When you’re in the store, be aware of how long produce lasts and where you need to store them. It’ll affect what you buy, and in what quantities. For example, I have learned not to buy green onions when the fridge is already going to be extremely full, because they need to be stored in an upright jar with water in order to stay fresh. The same goes for things that aren’t best frozen (like tomatoes – I buy a mixture of fresh and canned) or things that go bad within a quick window (I’m looking at you, avocados – I never buy more than two at a time).
Use that freezer!

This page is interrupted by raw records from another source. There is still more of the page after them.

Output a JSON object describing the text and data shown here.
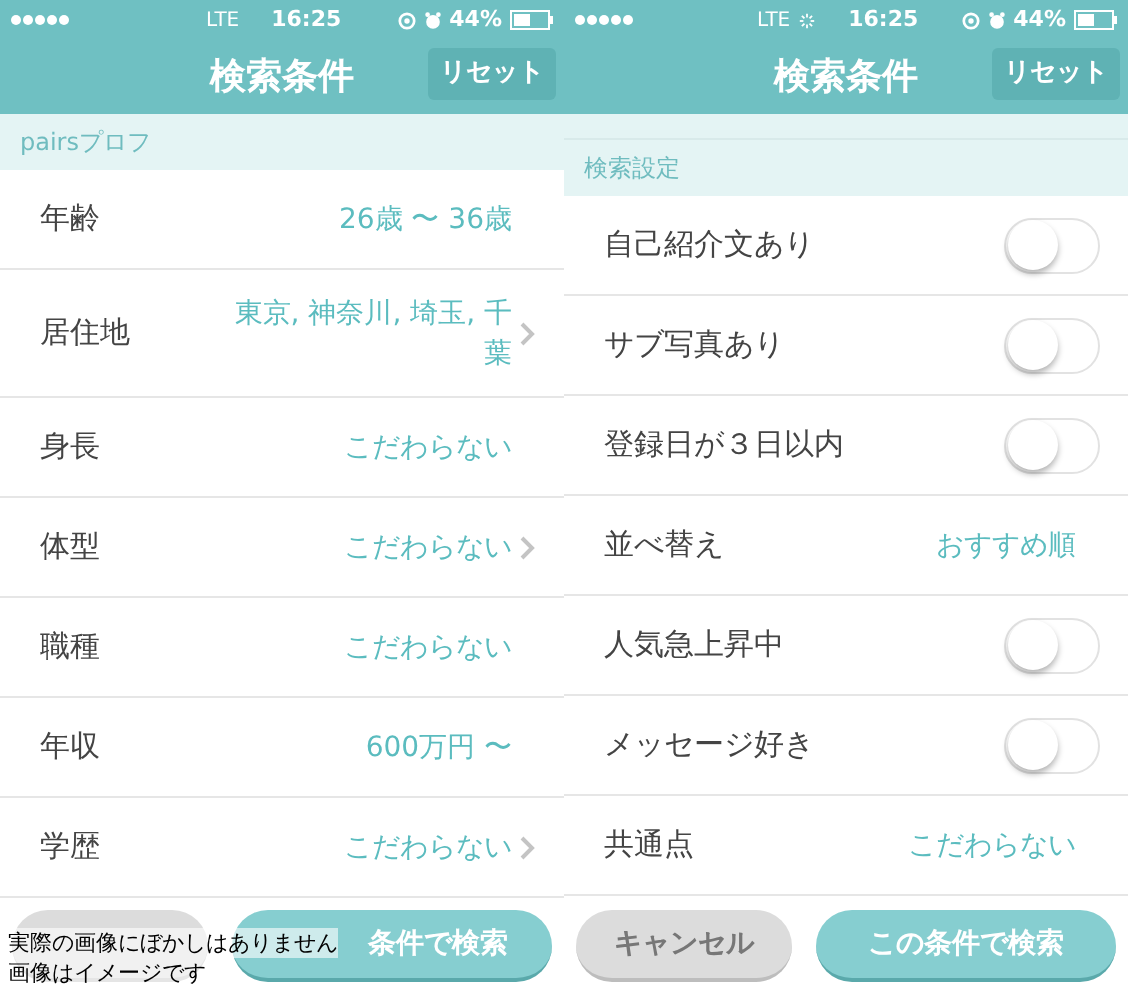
{
  "screens": [
    {
      "status_bar": {
        "network": "LTE",
        "activity": false,
        "time": "16:25",
        "battery": "44%"
      },
      "nav": {
        "title": "検索条件",
        "reset_button": "リセット"
      },
      "sections": [
        {
          "header": "pairsプロフ",
          "rows": [
            {
              "kind": "value",
              "label": "年齢",
              "value": "26歳 〜 36歳",
              "chevron": false
            },
            {
              "kind": "value",
              "label": "居住地",
              "value": "東京, 神奈川, 埼玉, 千葉",
              "chevron": true
            },
            {
              "kind": "value",
              "label": "身長",
              "value": "こだわらない",
              "chevron": false
            },
            {
              "kind": "value",
              "label": "体型",
              "value": "こだわらない",
              "chevron": true
            },
            {
              "kind": "value",
              "label": "職種",
              "value": "こだわらない",
              "chevron": false
            },
            {
              "kind": "value",
              "label": "年収",
              "value": "600万円 〜",
              "chevron": false
            },
            {
              "kind": "value",
              "label": "学歴",
              "value": "こだわらない",
              "chevron": true
            }
          ]
        }
      ],
      "buttons": [
        {
          "kind": "cancel"
        },
        {
          "kind": "search",
          "label": "条件で検索"
        }
      ]
    },
    {
      "status_bar": {
        "network": "LTE",
        "activity": true,
        "time": "16:25",
        "battery": "44%"
      },
      "nav": {
        "title": "検索条件",
        "reset_button": "リセット"
      },
      "sections": [
        {
          "header": "検索設定",
          "rows": [
            {
              "kind": "toggle",
              "label": "自己紹介文あり",
              "on": false
            },
            {
              "kind": "toggle",
              "label": "サブ写真あり",
              "on": false
            },
            {
              "kind": "toggle",
              "label": "登録日が３日以内",
              "on": false
            },
            {
              "kind": "value",
              "label": "並べ替え",
              "value": "おすすめ順",
              "chevron": false
            },
            {
              "kind": "toggle",
              "label": "人気急上昇中",
              "on": false
            },
            {
              "kind": "toggle",
              "label": "メッセージ好き",
              "on": false
            },
            {
              "kind": "value",
              "label": "共通点",
              "value": "こだわらない",
              "chevron": false
            }
          ]
        }
      ],
      "buttons": [
        {
          "kind": "cancel",
          "label": "キャンセル"
        },
        {
          "kind": "search",
          "label": "この条件で検索"
        }
      ]
    }
  ],
  "caption": [
    "実際の画像にぼかしはありません",
    "画像はイメージです"
  ]
}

I don’t like eating leftovers for more than two meals in a row. Some people can make a huge batch of meals every Sunday and be set for the week, but that’s just not my style. Instead, I buy versatile ingredients than can be used in a variety of recipes, and store them in the freezer ready to use. For vegetables, that means washing, blanching, chopping/mincing, and packing things like carrots, peppers, and celery into freezer safe reusable bins or bags. The stalks or tops go into a special bin reserved for making soup stock.
For other ideas, check out The Sustainable Student’s previous article on how to regrow your kitchen scraps into brand new vegetables.
Prepping meat means portioning ground meat into patty sizes, separating packages of chicken breasts or pre-slicing pork tenderloin. Again, everything gets labelled and stored with the oldest food at the top or front. This process means that I am never scrambling for ingredients and rarely have to resort to eating pre-frozen meals or takeout. I also rarely have to eat (or throw out) super old leftovers. As an added financial bonus, I can buy bigger amounts of items that are on sale and save them for when I’ll need them.
What to do with older (but still edible) food
So, you messed up, and found a bunch of wilted spinach lurking behind the rest of your veggies in the crisper drawer. What do you do?
I love to throw old leafy greens into my fruit smoothies. Honestly, I don’t even taste them. You can also turn older food into soup (broccoli, leeks), dips (sour cream), salad dressings (berries), croutons or breadcrumbs (stale bread), baked goods (bruised apples) and more. This is an extension of the “imperfect produce” idea, which is that just because ingredients are no longer in their prime doesn’t mean they aren’t useful or able to be turned into something delicious.